China plans to build solar power station in space

30 March 2015 (Last Updated March 30th, 2015 18:30)

If this plan materialises, it will even surpass the Apollo project and the International Space Station in terms of scale.

China intends to develop a solar power station in space as part of its efforts to cut down smog, greenhouse gases, and tackle energy shortage.

This plan is similar to the idea floated by Isaac Asimov in 1941 in a short fiction titled ‘Reason’ in which a space station could collect and transmit energy drawn from sun with the help of microwave beams, PTI reported, citing China’s state news agency Xinhua.

If this plan materialises, it will even surpass the Apollo project and the International Space Station in terms of scale.

The station equipped with solar panels will be a huge spacecraft on a geosynchronous orbit, 36,000km above the ground. The power produced from this station would be converted to microwaves or lasers and transmitted to a collector on Earth, reports Xinhua news agency.

"The problem with power generated from solar plants on ground is that it fluctuates with night and day and weather, however a space generator is predicted to be efficient 99% of the time."

According to the Chinese Academy of Sciences academician and an International Academy of Astronautics member Wang Xiji, this fiction has a scientific basis.

Wang 93, who has dedicated more than five decades on space technology research was quoted by Xinhua as saying : "An economically viable space power station would be really huge, with the total area of the solar panels reaching 5sq km to 6sq km."

This is something equivalent to 12 of Beijing’s Tiananmen Square, which is the largest public square in the world.

The problem with power generated from solar plants on ground is that it fluctuates with night and day and weather, however a space generator is predicted to be efficient 99% of the time.

Some countries such as US and Japan are also studying the idea of a solar power station in space. However, this plan is ridden with several hurdles. For instance, a space power station would weigh 10,000t, but few rockets can carry a payload of more than 100t to low Earth orbit.

To overcome this problem, Wang, who designed the country’s first carrier rocket over four decades ago, suggests: "We need a cheap heavy-lift launch vehicle.

"We also need to make very thin and light solar panels.

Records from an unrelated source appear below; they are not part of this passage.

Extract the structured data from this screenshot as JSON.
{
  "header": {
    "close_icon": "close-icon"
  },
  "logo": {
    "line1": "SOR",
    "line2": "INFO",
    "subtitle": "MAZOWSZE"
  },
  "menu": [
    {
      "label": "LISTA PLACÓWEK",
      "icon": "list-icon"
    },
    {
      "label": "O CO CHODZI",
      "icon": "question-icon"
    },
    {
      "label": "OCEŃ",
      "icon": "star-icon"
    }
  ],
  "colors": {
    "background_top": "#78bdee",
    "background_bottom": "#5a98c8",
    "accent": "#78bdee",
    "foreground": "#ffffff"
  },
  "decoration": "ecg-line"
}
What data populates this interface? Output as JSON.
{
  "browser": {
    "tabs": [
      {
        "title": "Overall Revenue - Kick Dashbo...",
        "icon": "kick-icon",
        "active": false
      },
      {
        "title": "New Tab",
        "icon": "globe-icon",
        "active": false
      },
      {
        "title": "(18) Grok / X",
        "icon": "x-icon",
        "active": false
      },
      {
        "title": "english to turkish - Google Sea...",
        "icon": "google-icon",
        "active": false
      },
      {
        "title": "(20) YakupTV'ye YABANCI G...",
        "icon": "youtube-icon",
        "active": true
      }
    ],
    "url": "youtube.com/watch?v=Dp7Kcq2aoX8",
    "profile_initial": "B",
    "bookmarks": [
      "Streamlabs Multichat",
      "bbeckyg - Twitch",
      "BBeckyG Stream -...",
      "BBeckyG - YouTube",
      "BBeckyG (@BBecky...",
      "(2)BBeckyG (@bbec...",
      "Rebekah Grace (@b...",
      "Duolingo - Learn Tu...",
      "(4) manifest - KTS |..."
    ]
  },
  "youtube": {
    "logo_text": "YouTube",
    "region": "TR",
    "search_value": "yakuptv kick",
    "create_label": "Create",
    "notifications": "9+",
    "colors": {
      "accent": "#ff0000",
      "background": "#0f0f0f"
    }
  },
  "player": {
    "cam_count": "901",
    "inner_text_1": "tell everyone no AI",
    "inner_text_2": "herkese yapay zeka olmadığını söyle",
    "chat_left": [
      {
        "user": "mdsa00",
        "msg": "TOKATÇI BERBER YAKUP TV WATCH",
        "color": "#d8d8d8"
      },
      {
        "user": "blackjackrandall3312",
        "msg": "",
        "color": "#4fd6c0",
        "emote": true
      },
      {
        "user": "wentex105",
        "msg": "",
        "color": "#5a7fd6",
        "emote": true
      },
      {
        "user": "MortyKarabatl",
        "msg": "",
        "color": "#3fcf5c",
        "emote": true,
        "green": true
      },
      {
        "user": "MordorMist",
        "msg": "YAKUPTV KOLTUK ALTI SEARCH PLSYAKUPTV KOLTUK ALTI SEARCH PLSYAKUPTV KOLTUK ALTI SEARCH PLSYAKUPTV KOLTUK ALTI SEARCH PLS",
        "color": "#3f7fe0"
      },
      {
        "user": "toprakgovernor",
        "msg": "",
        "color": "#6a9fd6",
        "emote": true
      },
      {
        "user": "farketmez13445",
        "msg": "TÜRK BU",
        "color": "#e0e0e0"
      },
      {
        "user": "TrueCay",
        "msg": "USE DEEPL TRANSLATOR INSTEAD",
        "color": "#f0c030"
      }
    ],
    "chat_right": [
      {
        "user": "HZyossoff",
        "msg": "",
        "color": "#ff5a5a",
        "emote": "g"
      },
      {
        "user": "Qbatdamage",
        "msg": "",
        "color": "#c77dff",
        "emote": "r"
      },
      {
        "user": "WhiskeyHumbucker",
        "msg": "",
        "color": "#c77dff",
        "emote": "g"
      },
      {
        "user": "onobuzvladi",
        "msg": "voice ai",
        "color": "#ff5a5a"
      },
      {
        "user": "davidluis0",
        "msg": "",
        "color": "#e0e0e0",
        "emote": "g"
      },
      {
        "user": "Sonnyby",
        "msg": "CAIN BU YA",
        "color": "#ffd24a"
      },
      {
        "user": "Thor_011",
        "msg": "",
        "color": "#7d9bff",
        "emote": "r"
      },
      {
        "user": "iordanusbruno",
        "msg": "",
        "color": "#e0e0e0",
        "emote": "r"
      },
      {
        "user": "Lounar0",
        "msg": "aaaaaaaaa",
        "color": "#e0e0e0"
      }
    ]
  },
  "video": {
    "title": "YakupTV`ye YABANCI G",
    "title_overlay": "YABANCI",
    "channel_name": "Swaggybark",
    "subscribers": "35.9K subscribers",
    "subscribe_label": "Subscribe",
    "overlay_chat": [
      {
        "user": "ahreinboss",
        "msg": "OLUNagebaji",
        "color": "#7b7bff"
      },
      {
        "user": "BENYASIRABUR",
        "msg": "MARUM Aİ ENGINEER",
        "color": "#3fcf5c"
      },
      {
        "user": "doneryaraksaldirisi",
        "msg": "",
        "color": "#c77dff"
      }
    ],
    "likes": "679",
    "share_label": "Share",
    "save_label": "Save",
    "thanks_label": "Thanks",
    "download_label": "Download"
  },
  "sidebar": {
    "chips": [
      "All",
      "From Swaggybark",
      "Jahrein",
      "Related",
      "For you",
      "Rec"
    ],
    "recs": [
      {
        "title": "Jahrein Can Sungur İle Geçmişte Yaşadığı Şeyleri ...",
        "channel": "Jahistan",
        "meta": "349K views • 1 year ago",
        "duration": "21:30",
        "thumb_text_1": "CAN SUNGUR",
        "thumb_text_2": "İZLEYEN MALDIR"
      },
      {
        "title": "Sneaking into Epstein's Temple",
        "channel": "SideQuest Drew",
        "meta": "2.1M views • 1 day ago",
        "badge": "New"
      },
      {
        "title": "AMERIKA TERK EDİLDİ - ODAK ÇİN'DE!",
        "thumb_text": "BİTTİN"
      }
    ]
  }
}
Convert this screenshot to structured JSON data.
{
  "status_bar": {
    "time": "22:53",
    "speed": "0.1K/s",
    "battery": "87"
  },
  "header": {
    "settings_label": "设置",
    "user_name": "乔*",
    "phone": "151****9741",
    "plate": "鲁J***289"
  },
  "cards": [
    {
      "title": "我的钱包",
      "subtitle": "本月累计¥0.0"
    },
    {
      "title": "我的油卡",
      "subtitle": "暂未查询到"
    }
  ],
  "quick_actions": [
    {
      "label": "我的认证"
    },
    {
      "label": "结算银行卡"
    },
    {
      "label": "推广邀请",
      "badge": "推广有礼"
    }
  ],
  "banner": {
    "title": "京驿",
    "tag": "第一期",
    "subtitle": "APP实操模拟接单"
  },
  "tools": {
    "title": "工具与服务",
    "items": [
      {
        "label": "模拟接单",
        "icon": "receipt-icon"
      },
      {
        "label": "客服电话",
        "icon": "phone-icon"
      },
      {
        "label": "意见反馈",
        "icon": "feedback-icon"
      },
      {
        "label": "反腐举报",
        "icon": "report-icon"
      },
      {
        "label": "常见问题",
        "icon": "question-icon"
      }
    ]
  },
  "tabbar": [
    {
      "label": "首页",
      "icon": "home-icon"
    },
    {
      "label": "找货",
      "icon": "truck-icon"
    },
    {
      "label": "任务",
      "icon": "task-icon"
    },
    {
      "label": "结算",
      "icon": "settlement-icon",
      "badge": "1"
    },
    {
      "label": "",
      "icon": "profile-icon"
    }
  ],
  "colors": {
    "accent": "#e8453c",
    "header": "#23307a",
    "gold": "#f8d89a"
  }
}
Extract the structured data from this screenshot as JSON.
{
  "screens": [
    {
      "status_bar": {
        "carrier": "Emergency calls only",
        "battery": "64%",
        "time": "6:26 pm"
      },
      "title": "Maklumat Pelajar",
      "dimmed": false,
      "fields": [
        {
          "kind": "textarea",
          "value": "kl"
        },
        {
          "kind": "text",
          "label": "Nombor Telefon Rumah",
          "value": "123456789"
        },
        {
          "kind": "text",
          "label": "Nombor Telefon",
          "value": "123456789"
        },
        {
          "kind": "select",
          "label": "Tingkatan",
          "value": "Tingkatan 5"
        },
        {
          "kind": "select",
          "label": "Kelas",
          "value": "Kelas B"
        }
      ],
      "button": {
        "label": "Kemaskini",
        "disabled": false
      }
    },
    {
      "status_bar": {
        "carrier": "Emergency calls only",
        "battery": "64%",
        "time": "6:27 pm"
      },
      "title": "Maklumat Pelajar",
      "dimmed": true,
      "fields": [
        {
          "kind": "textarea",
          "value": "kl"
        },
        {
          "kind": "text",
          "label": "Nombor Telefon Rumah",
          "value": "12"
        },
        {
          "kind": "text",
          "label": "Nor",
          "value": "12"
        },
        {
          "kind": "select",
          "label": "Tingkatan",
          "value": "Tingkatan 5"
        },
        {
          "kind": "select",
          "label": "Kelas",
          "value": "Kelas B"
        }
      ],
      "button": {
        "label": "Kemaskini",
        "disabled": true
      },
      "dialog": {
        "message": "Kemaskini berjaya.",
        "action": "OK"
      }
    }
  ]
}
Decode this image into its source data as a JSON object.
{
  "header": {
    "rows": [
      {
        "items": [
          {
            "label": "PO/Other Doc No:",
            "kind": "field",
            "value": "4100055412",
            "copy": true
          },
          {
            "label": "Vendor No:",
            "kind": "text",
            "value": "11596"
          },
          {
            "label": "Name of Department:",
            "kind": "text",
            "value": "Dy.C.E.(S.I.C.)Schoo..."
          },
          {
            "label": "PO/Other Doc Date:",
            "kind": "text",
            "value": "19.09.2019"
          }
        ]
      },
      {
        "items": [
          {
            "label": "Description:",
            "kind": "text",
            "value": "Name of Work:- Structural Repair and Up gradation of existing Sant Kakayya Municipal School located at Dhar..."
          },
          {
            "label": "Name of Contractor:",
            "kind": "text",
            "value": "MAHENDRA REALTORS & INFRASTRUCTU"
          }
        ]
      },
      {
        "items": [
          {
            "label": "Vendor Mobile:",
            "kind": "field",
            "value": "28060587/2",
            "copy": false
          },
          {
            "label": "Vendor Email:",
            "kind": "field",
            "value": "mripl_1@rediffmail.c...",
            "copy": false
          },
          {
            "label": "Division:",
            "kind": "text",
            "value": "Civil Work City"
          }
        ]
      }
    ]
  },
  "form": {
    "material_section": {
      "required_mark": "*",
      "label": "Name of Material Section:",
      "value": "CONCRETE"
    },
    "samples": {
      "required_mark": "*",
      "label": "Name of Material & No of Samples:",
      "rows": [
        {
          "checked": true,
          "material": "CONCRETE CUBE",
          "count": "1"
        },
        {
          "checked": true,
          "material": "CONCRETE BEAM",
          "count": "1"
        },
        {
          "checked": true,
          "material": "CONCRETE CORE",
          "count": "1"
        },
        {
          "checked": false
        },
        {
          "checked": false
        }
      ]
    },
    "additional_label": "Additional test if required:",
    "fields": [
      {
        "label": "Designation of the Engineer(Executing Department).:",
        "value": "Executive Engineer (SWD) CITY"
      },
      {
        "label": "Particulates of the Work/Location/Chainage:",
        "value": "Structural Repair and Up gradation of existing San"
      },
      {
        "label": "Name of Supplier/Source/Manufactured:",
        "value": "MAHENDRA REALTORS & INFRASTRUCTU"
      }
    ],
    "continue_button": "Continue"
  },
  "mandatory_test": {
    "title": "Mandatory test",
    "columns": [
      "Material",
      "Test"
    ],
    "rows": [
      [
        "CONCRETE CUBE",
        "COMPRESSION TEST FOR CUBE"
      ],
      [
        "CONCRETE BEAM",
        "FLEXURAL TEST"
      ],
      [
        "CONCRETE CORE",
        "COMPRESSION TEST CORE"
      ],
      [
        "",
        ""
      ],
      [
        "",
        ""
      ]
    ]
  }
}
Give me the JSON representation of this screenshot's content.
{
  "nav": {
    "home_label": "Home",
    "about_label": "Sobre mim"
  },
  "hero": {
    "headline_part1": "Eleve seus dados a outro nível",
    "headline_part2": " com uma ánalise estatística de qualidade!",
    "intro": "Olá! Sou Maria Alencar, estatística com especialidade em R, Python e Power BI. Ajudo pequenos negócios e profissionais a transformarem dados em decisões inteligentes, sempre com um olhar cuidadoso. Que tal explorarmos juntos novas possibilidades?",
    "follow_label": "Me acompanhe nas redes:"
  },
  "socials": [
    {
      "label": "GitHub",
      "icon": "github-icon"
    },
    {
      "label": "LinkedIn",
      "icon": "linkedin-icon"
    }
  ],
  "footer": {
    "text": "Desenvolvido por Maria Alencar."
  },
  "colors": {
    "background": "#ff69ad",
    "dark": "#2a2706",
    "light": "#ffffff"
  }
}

The weight of the panel must be less than 200g per square metre."

China Academy of Space Technology vice-president Li Ming was quoted as saying: "China will build a space station in approximately 2020, which will open an opportunity to develop space solar power technology."